Ontario’s Bill 148, Fair Workplaces, Better Jobs Act, 2017, continues to move through the legislative process. On September 12, 2017, the Second Reading of Bill 148 commenced. To bring you up to speed on the current proposals, and in addition to our previous articles here and here, we provide the following overview of the key changes that are currently proposed. Continue Reading Bill 148: Update on Key Changes

In a recent blog post, we wrote about Bill 148, Fair Workplaces, Better Jobs Act which seeks to amend Ontario’s existing employment standards and labour relations legislation. Since then, Bill 148 has continued to move through the legislative process with committee hearings being held throughout the summer to discuss further changes to the Bill before it may be passed into law.

The Standing Committee on Finance and Economic Affairs met on August 21, 2017. A number of proposals were put forward. The following is a summary of the motions that were passed and will be incorporated into Bill 148. Continue Reading Bill 148: Standing Committee Meeting Signals Changes to ESA & LRA Amendments

We recently wrote about the Ontario government’s proposed changes to the province’s employment standards and labour relations legislation – see our blog posts here and here. On June 1, 2017, the Minister of Labour, the Honourable Kevin Flynn, introduced legislation to affect these changes. Continue Reading Early Approval Across Party Lines for ESA & LRA Amending Legislation

The Ontario government has announced that it will introduce legislation, The Fair Workplaces, Better Jobs Act, 2017, in the coming days to reform the province’s employment standards legislation. The announcement follows last week’s release of the Changing Workplaces Review Final Report which contained a myriad of recommendations for reforms to benefit employees.[1]

The key changes to the Employment Standards Act, 2000 (“ESA”) that the government has indicated will be included in the proposed legislation are summarized below.
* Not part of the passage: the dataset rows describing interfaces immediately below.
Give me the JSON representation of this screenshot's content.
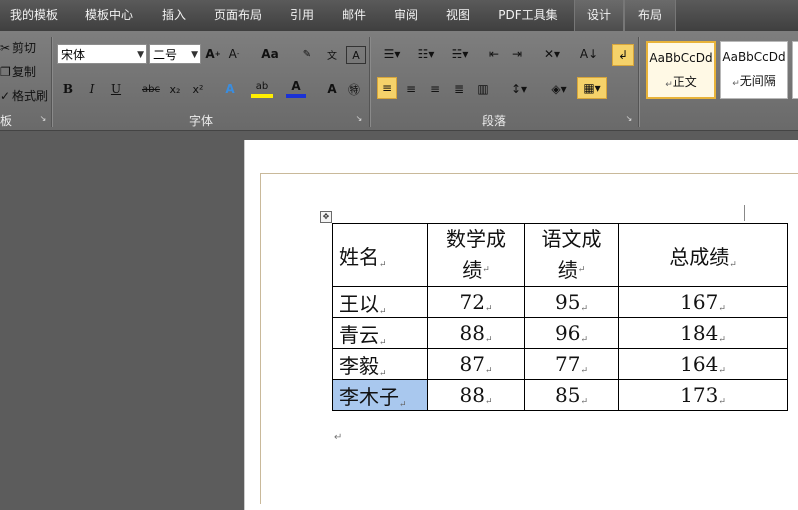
{
  "tabs": [
    "我的模板",
    "模板中心",
    "插入",
    "页面布局",
    "引用",
    "邮件",
    "审阅",
    "视图",
    "PDF工具集",
    "设计",
    "布局"
  ],
  "clipboard": {
    "cut": "剪切",
    "copy": "复制",
    "format_painter": "格式刷",
    "group": "板"
  },
  "font": {
    "name": "宋体",
    "size": "二号",
    "group": "字体"
  },
  "paragraph": {
    "group": "段落"
  },
  "styles": [
    {
      "sample": "AaBbCcDd",
      "name": "正文"
    },
    {
      "sample": "AaBbCcDd",
      "name": "无间隔"
    }
  ],
  "table": {
    "headers": [
      "姓名",
      "数学成绩",
      "语文成绩",
      "总成绩"
    ],
    "header_lines": [
      [
        "姓名"
      ],
      [
        "数学成",
        "绩"
      ],
      [
        "语文成",
        "绩"
      ],
      [
        "总成绩"
      ]
    ],
    "rows": [
      [
        "王以",
        "72",
        "95",
        "167"
      ],
      [
        "青云",
        "88",
        "96",
        "184"
      ],
      [
        "李毅",
        "87",
        "77",
        "164"
      ],
      [
        "李木子",
        "88",
        "85",
        "173"
      ]
    ]
  },
  "marks": {
    "para": "↵",
    "cell": "↵"
  }
}
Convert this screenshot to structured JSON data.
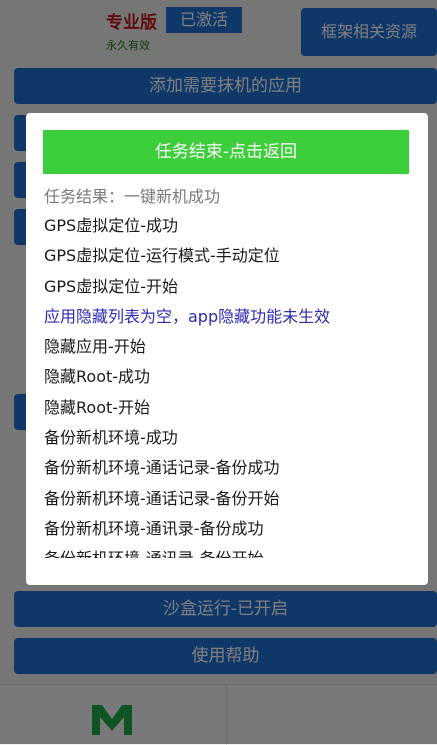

Continue Reading Ontario Responds Quickly to Strengthen ESA

On May 23, 2017, Ontario’s long-anticipated Changing Workplaces Review Final Report (“Report”) was released.  The Report contains 173 recommendations for changes to the province’s employment standards and labour relations laws.

The final recommendations would, if legislated, have a significant impact on the application of labour and employment laws to franchised businesses operating in Ontario.  To help businesses prepare for the possibility of these significant reforms, we have summarized below the recommendations that would most significantly impact the franchise industry. Continue Reading Ontario’s Changing Workplaces Review Takes Aim at Franchise Industry

In the recent decision of Covenoho v. Pendylum Ltd., 2017 ONCA 284, the Ontario Court of Appeal put an end to any debate about the enforceability of termination provisions in employment agreements that may violate minimum employment standards legislation in the future. The takeaway for employers from the case is as simple as it is noteworthy: a termination provision that breaches minimum employment standards legislation in the future – even if compliant at the time of the employee’s termination from employment – is void and therefore will not be enforced. Continue Reading Into the Void: Potential Future Violations of ESA Sufficient to Set Aside Employment Contract

On March 22, 2017, the Canadian Federal Government released Budget 2017: Building a Strong Middle Class (“Budget 2017”) which proposes more flexible parental, maternity and caregiving leaves and Employment Insurance (“EI”) benefits to support employees in balancing work and their family responsibilities. Continue Reading Federal Budget Changes to Parental, Maternity & Caregiving Leaves

To ring in the New Year, we highlight the ten most significant developments in Canadian labour and employment law in 2016: Continue Reading Top 10 Canadian Labour & Employment Law Developments of 2016

Earlier this year, we wrote about the US Department of Labor’s (DOL) publication of the Final Rule, which significantly increased the minimum salary an employee must earn to qualify for the “white collar” exemption and the highly compensated employee exemption under federal law (see our blog post here). However, on November 22, 2016, a federal court in Texas blocked the enactment of the amendments that were set to go into effect next week on December 1, 2016. Finding that the DOL had exceeded its authority in increasing the salary basis for these exemptions, the court entered a nationwide preliminary injunction against the amendments going into effect.

For further information about the court’s preliminary order and our recommended actions for employers with operations in the US, please read our client alert.